(Records contained in a dataset)

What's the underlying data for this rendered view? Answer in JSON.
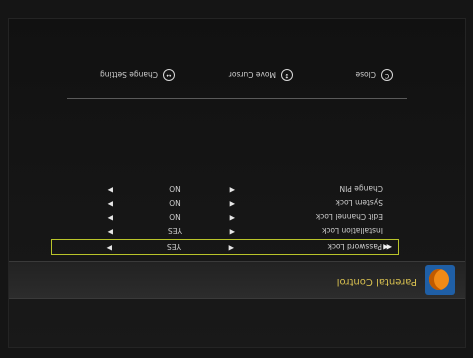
{
  "app": {
    "title": "Parental Control"
  },
  "rows": [
    {
      "label": "Password Lock",
      "value": "YES",
      "selected": true
    },
    {
      "label": "Installation Lock",
      "value": "YES",
      "selected": false
    },
    {
      "label": "Edit Channel Lock",
      "value": "NO",
      "selected": false
    },
    {
      "label": "System Lock",
      "value": "NO",
      "selected": false
    },
    {
      "label": "Change PIN",
      "value": "NO",
      "selected": false
    }
  ],
  "footer": {
    "close": {
      "key": "C",
      "label": "Close"
    },
    "move": {
      "key": "↕",
      "label": "Move Cursor"
    },
    "change": {
      "key": "↔",
      "label": "Change Setting"
    }
  },
  "colors": {
    "highlight": "#b9c42a",
    "title": "#d8c050",
    "icon_bg": "#1f5fa6",
    "icon_fg": "#f08a17"
  }
}
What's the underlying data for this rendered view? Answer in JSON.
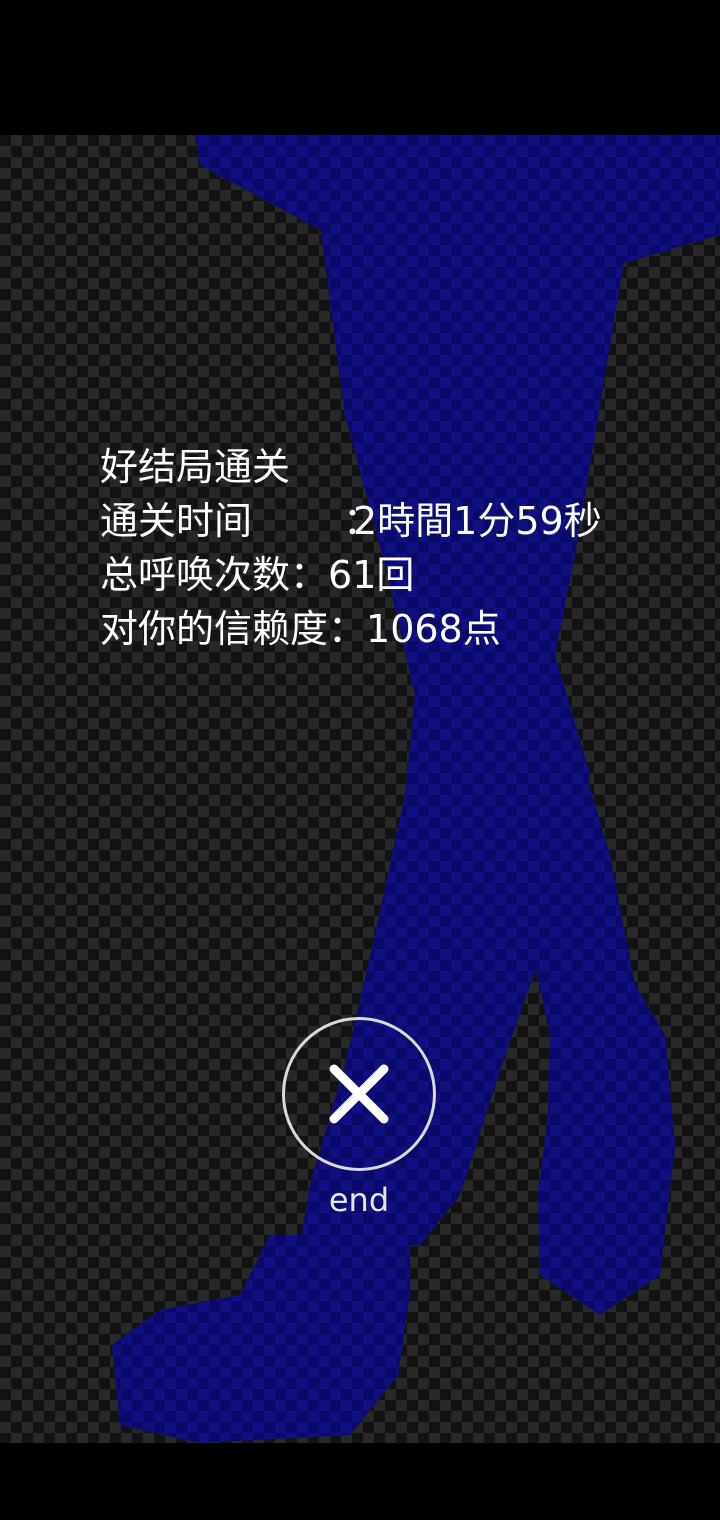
{
  "result": {
    "title": "好结局通关",
    "rows": [
      {
        "label": "通关时间",
        "sep": "：",
        "value": "2時間1分59秒"
      },
      {
        "label": "总呼唤次数",
        "sep": "：",
        "value": "61回"
      },
      {
        "label": "对你的信赖度",
        "sep": "：",
        "value": "1068点"
      }
    ]
  },
  "end_button": {
    "icon": "close-icon",
    "label": "end"
  },
  "colors": {
    "background": "#000000",
    "silhouette": "#0c0a6e",
    "text": "#ffffff",
    "button_ring": "#d9d9d9"
  }
}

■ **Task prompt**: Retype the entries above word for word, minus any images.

■ **Answer box**:
What's the underlying data for this rendered view? Answer in JSON.
{
  "app": {
    "title": "Parental Control"
  },
  "rows": [
    {
      "label": "Password Lock",
      "value": "YES",
      "selected": true
    },
    {
      "label": "Installation Lock",
      "value": "YES",
      "selected": false
    },
    {
      "label": "Edit Channel Lock",
      "value": "NO",
      "selected": false
    },
    {
      "label": "System Lock",
      "value": "NO",
      "selected": false
    },
    {
      "label": "Change PIN",
      "value": "NO",
      "selected": false
    }
  ],
  "footer": {
    "close": {
      "key": "C",
      "label": "Close"
    },
    "move": {
      "key": "↕",
      "label": "Move Cursor"
    },
    "change": {
      "key": "↔",
      "label": "Change Setting"
    }
  },
  "colors": {
    "highlight": "#b9c42a",
    "title": "#d8c050",
    "icon_bg": "#1f5fa6",
    "icon_fg": "#f08a17"
  }
}
What's the underlying data for this rendered view? Answer in JSON.
{
  "result": {
    "title": "好结局通关",
    "rows": [
      {
        "label": "通关时间",
        "sep": "：",
        "value": "2時間1分59秒"
      },
      {
        "label": "总呼唤次数",
        "sep": "：",
        "value": "61回"
      },
      {
        "label": "对你的信赖度",
        "sep": "：",
        "value": "1068点"
      }
    ]
  },
  "end_button": {
    "icon": "close-icon",
    "label": "end"
  },
  "colors": {
    "background": "#000000",
    "silhouette": "#0c0a6e",
    "text": "#ffffff",
    "button_ring": "#d9d9d9"
  }
}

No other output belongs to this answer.